By Marty Wolf
The Dow is having a party and most tech companies aren’t invited.
With the exception of HP (HPQ) – which has led the Dow in 2013 with a 49.3 percent increase – the Dow’s run up to an all-time high of 15,354.40 on May 17th has had little effect on tech companies.
That’s because big companies – like those that make up the Dow – have recovered faster and better from the global recession. Plus, they’ve been the primary beneficiaries of Federal Reserve policy, including low interest rates and improved access to capital.
As of May 17th, the Dow stocks that have gone up most this year are Disney (DIS) (33.7 percent), Boeing (BA) (31.3 percent), Microsoft (MSFT) (30.6 percent) and American Express (AXP) (27.6 percent). Except for Microsoft, these are stocks your grandmother would own to live off dividend income.
This slighting of tech is nothing new. Since April 2000 – when the dotcom bubble burst – most tech stocks have been second-class citizens.
Consider the NASDAQ. While the Dow has been at historic highs, the NASDAQ has gone up – reaching 3,498.97 on May 17th. But it’s lagging the Dow in record-setting performance. Its historic high is 5,046.86, achieved on March 9, 2000. Which means the NASDAQ is still 31 percent off its high-water mark.
Then there are the valuations of the so-called “four horsemen” – Cisco (CSCO), Dell (DELL), Intel (INTC) and Microsoft. These companies dominated tech in the 1990s and the early 2000s. The data in Table 1 is based on the MW IT Index® and shows that between March 2000 (right before the crash of April 2000 and when most tech stocks hit all-time valuation highs) and March 2013 (exactly 13 years later) these four companies lost a lot of value.
Over that 13-year period, Cisco lost 84 percent of its enterprise value, Dell’s value shrank 84 percent, Intel took a 76 percent hit, and Microsoft had a 66 percent decline.
Another hard reality is that these companies likely won’t regain their previous valuations. Cisco would have to grow at a 45 percent compound annual growth rate over the next five years to achieve its March 2000 valuation. At its size, this will not happen.
The public markets’ relative lack of interest in tech leaders travels down the IT value chain. Also hard hit are IT services firms, outsourcers and resellers. For them, IPOs are simply off the table.
This, too, is not new. In 1999 – the last full year before the crash – there were 308 technology IPOs. According to statistics from the National Venture Capital Association, there were 49 in 2012 and just 8 in the first quarter of 2013.
One exception in the IT sector is SaaS. There were two notable SaaS IPOs in 2012, Splunk and Workday. Splunk went out in April at $17 a share with a market valuation of about $1.6 billion.

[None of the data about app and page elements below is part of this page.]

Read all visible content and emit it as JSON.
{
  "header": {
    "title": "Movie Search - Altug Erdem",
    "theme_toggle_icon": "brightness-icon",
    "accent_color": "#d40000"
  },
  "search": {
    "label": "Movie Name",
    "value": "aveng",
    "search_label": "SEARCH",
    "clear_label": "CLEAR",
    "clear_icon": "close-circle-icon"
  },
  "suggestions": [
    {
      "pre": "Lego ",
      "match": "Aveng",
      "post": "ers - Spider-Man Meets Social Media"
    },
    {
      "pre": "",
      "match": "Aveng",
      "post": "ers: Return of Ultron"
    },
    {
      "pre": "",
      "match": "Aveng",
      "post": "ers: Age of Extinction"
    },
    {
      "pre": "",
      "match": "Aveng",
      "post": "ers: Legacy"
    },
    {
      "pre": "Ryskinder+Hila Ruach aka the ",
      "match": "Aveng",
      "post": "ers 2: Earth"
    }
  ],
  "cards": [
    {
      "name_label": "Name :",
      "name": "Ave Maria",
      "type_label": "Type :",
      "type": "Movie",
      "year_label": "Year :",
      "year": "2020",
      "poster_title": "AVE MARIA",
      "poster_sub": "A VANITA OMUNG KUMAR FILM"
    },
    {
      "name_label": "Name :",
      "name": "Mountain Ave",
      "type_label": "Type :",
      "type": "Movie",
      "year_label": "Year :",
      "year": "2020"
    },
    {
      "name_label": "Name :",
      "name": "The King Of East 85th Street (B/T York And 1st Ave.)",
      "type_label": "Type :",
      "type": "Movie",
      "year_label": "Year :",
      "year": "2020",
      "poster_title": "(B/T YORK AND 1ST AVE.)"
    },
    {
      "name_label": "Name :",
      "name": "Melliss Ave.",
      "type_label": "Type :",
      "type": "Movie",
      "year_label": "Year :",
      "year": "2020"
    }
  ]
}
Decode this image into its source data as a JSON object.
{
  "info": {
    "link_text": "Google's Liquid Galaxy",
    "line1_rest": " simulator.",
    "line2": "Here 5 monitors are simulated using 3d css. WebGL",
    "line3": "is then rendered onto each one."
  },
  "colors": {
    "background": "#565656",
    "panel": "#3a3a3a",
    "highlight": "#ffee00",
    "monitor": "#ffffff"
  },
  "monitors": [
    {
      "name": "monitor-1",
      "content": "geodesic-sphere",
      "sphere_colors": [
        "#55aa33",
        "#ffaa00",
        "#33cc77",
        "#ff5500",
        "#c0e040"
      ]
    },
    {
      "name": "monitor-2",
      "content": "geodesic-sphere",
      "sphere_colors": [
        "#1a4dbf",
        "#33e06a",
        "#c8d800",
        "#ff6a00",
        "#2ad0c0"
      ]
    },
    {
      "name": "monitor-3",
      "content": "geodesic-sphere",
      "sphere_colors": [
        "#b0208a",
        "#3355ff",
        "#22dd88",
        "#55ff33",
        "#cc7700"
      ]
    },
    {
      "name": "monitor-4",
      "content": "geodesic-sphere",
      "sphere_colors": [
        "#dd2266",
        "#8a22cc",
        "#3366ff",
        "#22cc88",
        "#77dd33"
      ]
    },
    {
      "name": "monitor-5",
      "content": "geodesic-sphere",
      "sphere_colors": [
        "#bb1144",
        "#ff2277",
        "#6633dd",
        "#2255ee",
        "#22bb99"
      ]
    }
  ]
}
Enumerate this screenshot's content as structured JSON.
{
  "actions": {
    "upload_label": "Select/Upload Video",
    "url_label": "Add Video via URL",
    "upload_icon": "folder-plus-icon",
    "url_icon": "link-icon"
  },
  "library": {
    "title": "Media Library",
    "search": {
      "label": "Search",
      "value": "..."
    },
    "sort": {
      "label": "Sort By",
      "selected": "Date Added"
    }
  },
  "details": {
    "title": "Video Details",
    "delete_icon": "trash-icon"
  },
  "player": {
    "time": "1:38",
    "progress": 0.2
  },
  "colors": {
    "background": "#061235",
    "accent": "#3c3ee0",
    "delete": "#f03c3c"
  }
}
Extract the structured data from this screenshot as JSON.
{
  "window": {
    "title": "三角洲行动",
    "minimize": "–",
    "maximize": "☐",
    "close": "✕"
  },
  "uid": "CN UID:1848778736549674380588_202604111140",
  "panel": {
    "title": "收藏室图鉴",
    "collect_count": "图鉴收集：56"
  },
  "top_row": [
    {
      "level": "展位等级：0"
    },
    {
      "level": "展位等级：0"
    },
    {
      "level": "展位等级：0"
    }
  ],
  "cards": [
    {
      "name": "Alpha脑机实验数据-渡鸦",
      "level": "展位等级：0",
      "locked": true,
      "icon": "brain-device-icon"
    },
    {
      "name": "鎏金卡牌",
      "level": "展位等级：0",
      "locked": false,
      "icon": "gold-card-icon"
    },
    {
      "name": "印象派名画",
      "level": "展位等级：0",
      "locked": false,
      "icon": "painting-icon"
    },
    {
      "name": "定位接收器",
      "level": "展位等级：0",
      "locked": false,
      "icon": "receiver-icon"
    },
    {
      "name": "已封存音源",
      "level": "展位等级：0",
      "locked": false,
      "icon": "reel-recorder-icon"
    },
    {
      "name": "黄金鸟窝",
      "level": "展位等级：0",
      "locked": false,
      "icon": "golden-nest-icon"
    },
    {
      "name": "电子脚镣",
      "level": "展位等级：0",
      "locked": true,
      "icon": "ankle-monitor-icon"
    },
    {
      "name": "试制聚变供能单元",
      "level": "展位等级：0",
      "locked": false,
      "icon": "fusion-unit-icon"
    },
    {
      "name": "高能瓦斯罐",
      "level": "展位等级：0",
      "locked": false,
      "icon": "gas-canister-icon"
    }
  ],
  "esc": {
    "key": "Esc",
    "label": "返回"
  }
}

Workday followed in October, going out at $28 a share and a valuation of $4.5 billion. At market close on May 17th, Splunk’s stock price was $45.44 per share, and Workday closed at $67.98.
But most IT companies have just two options for liquidity: private equity or acquisition. Of the two, private equity has emerged in 2013 as the bright star. In February 2013, Dell founder Michael Dell and PE firm Silver Lake Partners proposed a $24.4 billion acquisition of Dell that would take the company private. The situation is still unresolved.
In early April, CompuCom announced that it will be acquired by Thomas H. Lee Partners in a transaction reportedly valued at $1.1 billion – the third time it has been acquired by a PE firm since 2004. Most recently, on April 22nd, Softchoice announced that it will be acquired by Birch Hill Equity Partners for about $412 million.
The advantage of going private for these companies is the opportunity to execute complex, long-term strategies away from the impatient eye of Wall Street.
The other path for IT companies is consolidation. One notable deal in 2013 was Oracle’s (ORCL) February acquisition of Acme Packet for approximately $2 billion. Also in February, #2 retail office supply chain market leader Office Depot (ODP) announced that it will acquire #3 OfficeMax in a stock swap initially valued at $1.2 billion.
The exception is CDW, a $10.1 billion provider of technology solutions that filed an S1 in March, seeking to raise $500 million. The outcome of a CDW IPO remains to be seen, but if it goes public at a fair valuation, everyone in IT – from Dell and HP on down – will benefit from a display of renewed interest in tech by the public markets.
Still, given the scarcity of IPO opportunities for IT companies, and low valuations for publicly traded IT companies, we expect to see many more go-private deals and consolidations in the coming years. So for now, big consumer products companies can party in public like it’s 1999 while IT companies will have to be content with small private dinner parties.
But here is final food for thought: Which party runs the greater risk of crashing and burning?
Marty Wolf is president and founder of martinwolf M&A Global Advisors. Marty has been involved in more than 115 IT M&A transactions during the last 16 years.